» **REQUIRED WORK**:
Whenever a line in the listing below holds the string "IGRE", include it in the count. Say how many such lines there are and nothing more.

+++ MATERIAL SUPPLIED +++

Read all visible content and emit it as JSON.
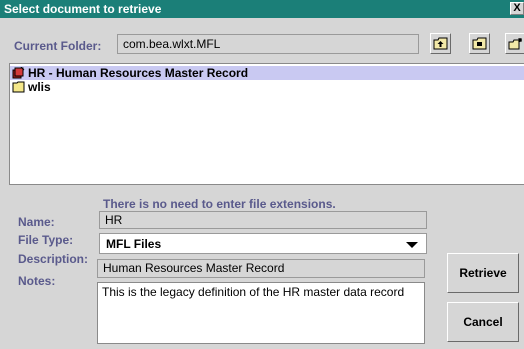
{
  "window": {
    "title": "Select document to retrieve",
    "close_label": "X"
  },
  "folder": {
    "label": "Current Folder:",
    "value": "com.bea.wlxt.MFL"
  },
  "toolbar": {
    "icons": [
      "folder-up-icon",
      "folder-home-icon",
      "new-folder-icon"
    ]
  },
  "files": [
    {
      "label": "HR - Human Resources Master Record",
      "icon": "document-icon",
      "selected": true
    },
    {
      "label": "wlis",
      "icon": "folder-icon",
      "selected": false
    }
  ],
  "form": {
    "hint": "There is no need to enter file extensions.",
    "name_label": "Name:",
    "name_value": "HR",
    "filetype_label": "File Type:",
    "filetype_value": "MFL Files",
    "description_label": "Description:",
    "description_value": "Human Resources Master Record",
    "notes_label": "Notes:",
    "notes_value": "This is the legacy definition of the HR master data record"
  },
  "buttons": {
    "retrieve": "Retrieve",
    "cancel": "Cancel"
  },
  "colors": {
    "title_bar": "#1b7f78",
    "label": "#5a5a8c",
    "selection": "#c9c9f2",
    "panel": "#d6d6d6"
  }
}
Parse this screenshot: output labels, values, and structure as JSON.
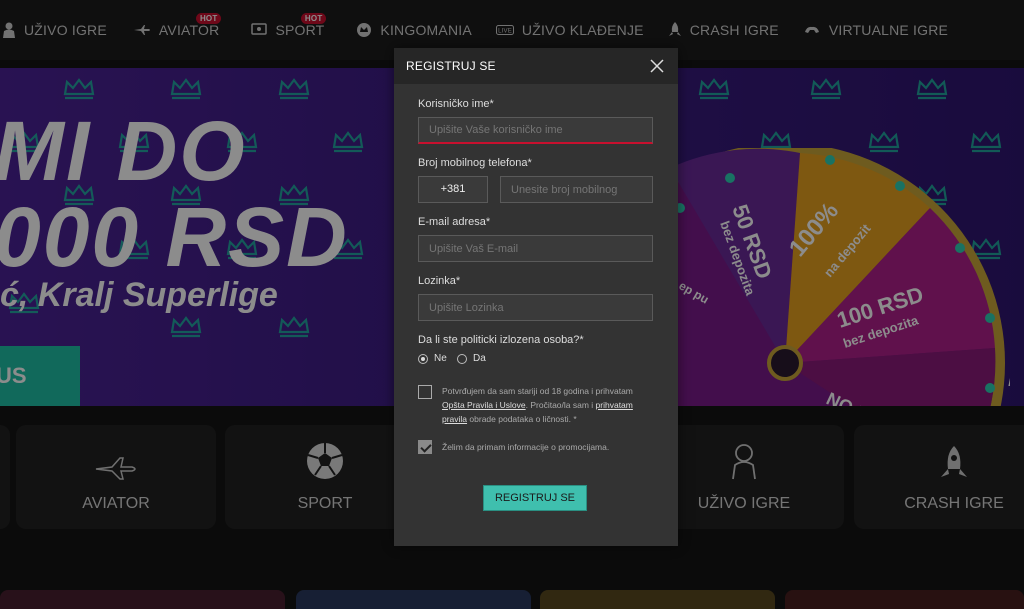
{
  "nav": {
    "items": [
      {
        "label": "UŽIVO IGRE",
        "icon": "live-dealer-icon"
      },
      {
        "label": "AVIATOR",
        "icon": "airplane-icon",
        "badge": "HOT"
      },
      {
        "label": "SPORT",
        "icon": "sport-icon",
        "badge": "HOT"
      },
      {
        "label": "KINGOMANIA",
        "icon": "kingomania-icon"
      },
      {
        "label": "UŽIVO KLAĐENJE",
        "icon": "live-betting-icon"
      },
      {
        "label": "CRASH IGRE",
        "icon": "rocket-icon"
      },
      {
        "label": "VIRTUALNE IGRE",
        "icon": "virtual-games-icon"
      }
    ]
  },
  "hero": {
    "line1": "MI DO",
    "line2": "000 RSD",
    "line3": "ć, Kralj Superlige",
    "button": "US",
    "wheel": {
      "segments": [
        "50 RSD bez depozita",
        "100% na depozit",
        "100 RSD bez depozita",
        "NO B",
        "ep pu"
      ],
      "edge_text": "r"
    }
  },
  "tiles": [
    {
      "label": "AVIATOR",
      "icon": "airplane-icon"
    },
    {
      "label": "SPORT",
      "icon": "soccer-ball-icon"
    },
    {
      "label": "UŽIVO IGRE",
      "icon": "live-dealer-icon"
    },
    {
      "label": "CRASH IGRE",
      "icon": "rocket-icon"
    }
  ],
  "modal": {
    "title": "REGISTRUJ SE",
    "username": {
      "label": "Korisničko ime*",
      "placeholder": "Upišite Vaše korisničko ime"
    },
    "phone": {
      "label": "Broj mobilnog telefona*",
      "prefix": "+381",
      "placeholder": "Unesite broj mobilnog"
    },
    "email": {
      "label": "E-mail adresa*",
      "placeholder": "Upišite Vaš E-mail"
    },
    "password": {
      "label": "Lozinka*",
      "placeholder": "Upišite Lozinka"
    },
    "pep": {
      "label": "Da li ste politicki izlozena osoba?*",
      "options": [
        "Ne",
        "Da"
      ],
      "selected": "Ne"
    },
    "terms": {
      "text1": "Potvrđujem da sam stariji od 18 godina i prihvatam ",
      "link1": "Opšta Pravila i Uslove",
      "text2": ". Pročitao/la sam i ",
      "link2": "prihvatam pravila",
      "text3": " obrade podataka o ličnosti. *",
      "checked": false
    },
    "promo": {
      "text": "Želim da primam informacije o promocijama.",
      "checked": true
    },
    "submit": "REGISTRUJ SE"
  },
  "colors": {
    "accent": "#3fbfae",
    "error": "#c8102e",
    "hero_bg": "#3e1d85"
  }
}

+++

» **EXPECTED OUTPUT**:
5